A. John Beck is an attorney in our law office, who handles Medicaid matters. He also has a master’s degree in taxation. So, I ran this issue by him. John’s first comment was that it was very difficult for him to comment on information about a Medicaid Friendly annuity, when he was not there when you received this information. Further, John didn’t know precisely what information was given to whomever discussed that kind of annuity with you. John had a couple of comments, though. First, John hoped that whoever gave you information about that kind annuity was an attorney familiar with Medicaid. Second, John said that, as a general statement and not one to be relied upon for anyone’s specific issues, a Medicaid Friendly annuity can have benefits to enable a Medicaid applicant to receive Medicaid benefits. However, these kinds of annuities need to be very carefully reviewed and must always be designed to meet applicable Medicaid eligibility laws. Those eligibility laws change frequently as legislative bodies seek to control spending, thus making it harder and harder to obtain Medicaid benefits, even for those who need then and should have them.
Q. My 18-year-old granddaughter wants to come and stay with me until she can go back to school. She said she would bring her boyfriend, but I don’t have to worry because they will bring masks. I’d kinda like your thoughts.
A. I’d kinda like not to give you my thoughts. Oh, okay. Masks are good. Where and when they wear them are separate matters, don’t you think? Suggestion: Tell her not to come. The virus is too serious a matter.

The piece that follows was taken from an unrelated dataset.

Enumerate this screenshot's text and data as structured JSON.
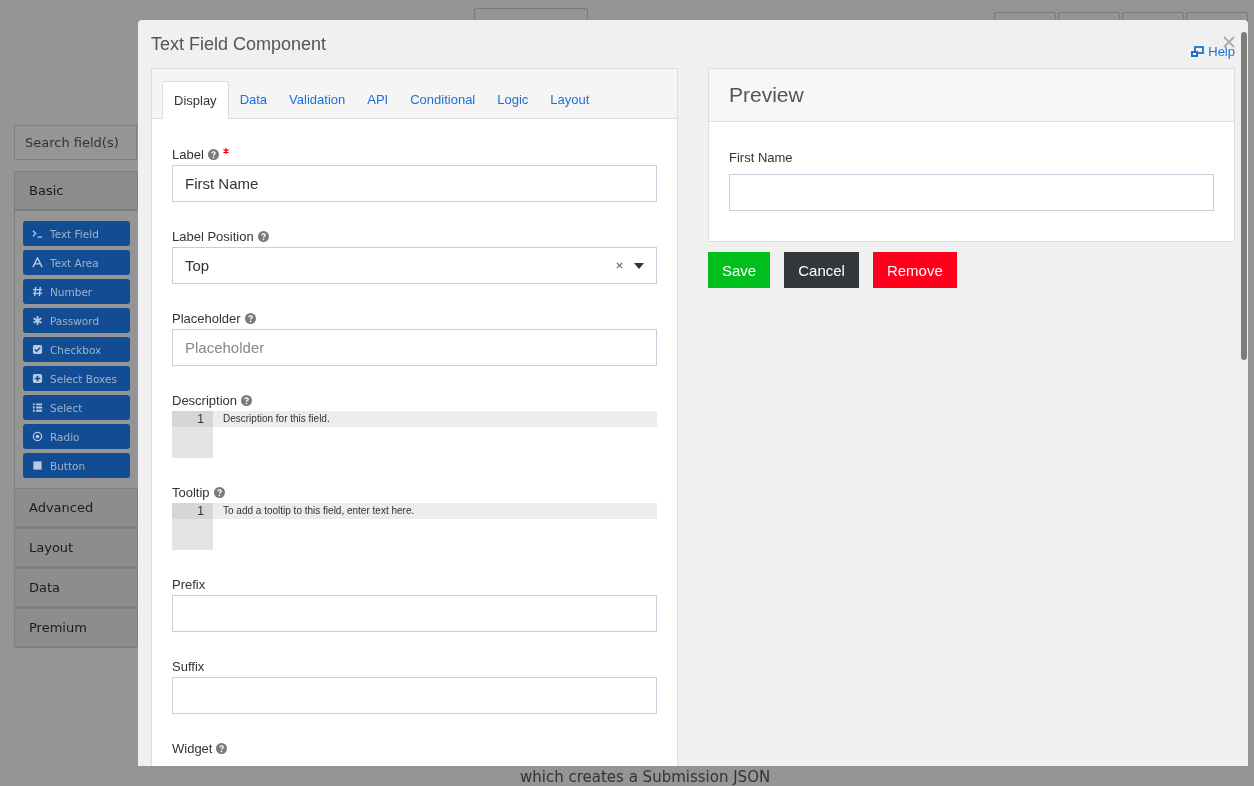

Gerald R. Colen, and his law partner Rachel M. Wagoner manage the Law Offices of Colen and Wagoner, P.A. The law firm’s attorneys are Jerry Colen, Rachel Wagoner, and John Beck. All are members of the Florida Bar Association. Jerry Colen and Rachel Wagoner are members of the National Academy of Elder Law Attorneys, and the Academy of Florida Elder Law Attorneys. Attorney John Beck has a degree in finance, a master’s degree in accounting and a master’s degree in taxation. The law firm practices in the areas of simple and complex Estate Planning, wills, trusts, probate, real estate, title insurance, elder law, taxation, Medicaid Planning and business and professional advice. This column is only intended to present fact situations that may be of interest to the reader. It does not, nor is it intended to provide legal advice. You should not rely on what is written in this column to be legal advice for any situation. You should always consult your own attorney for legal advice. Mr. Colen, Ms. Wagoner, and Mr. Beck have law offices at 1756 N. Belcher Road. Clearwater, FL 33765. Mr. Colen, Ms. Wagoner, and Mr. Beck also meet clients at On Top of the World, in Clearwater, Florida. Visit the law firm’s website at www.colenwagoner.com. Email Jerry Colen at Jerry@colenwagoner.com; Email Rachel Wagoner at Rachel@colenwagner.com. Email John Beck at John@colenwagoner.com.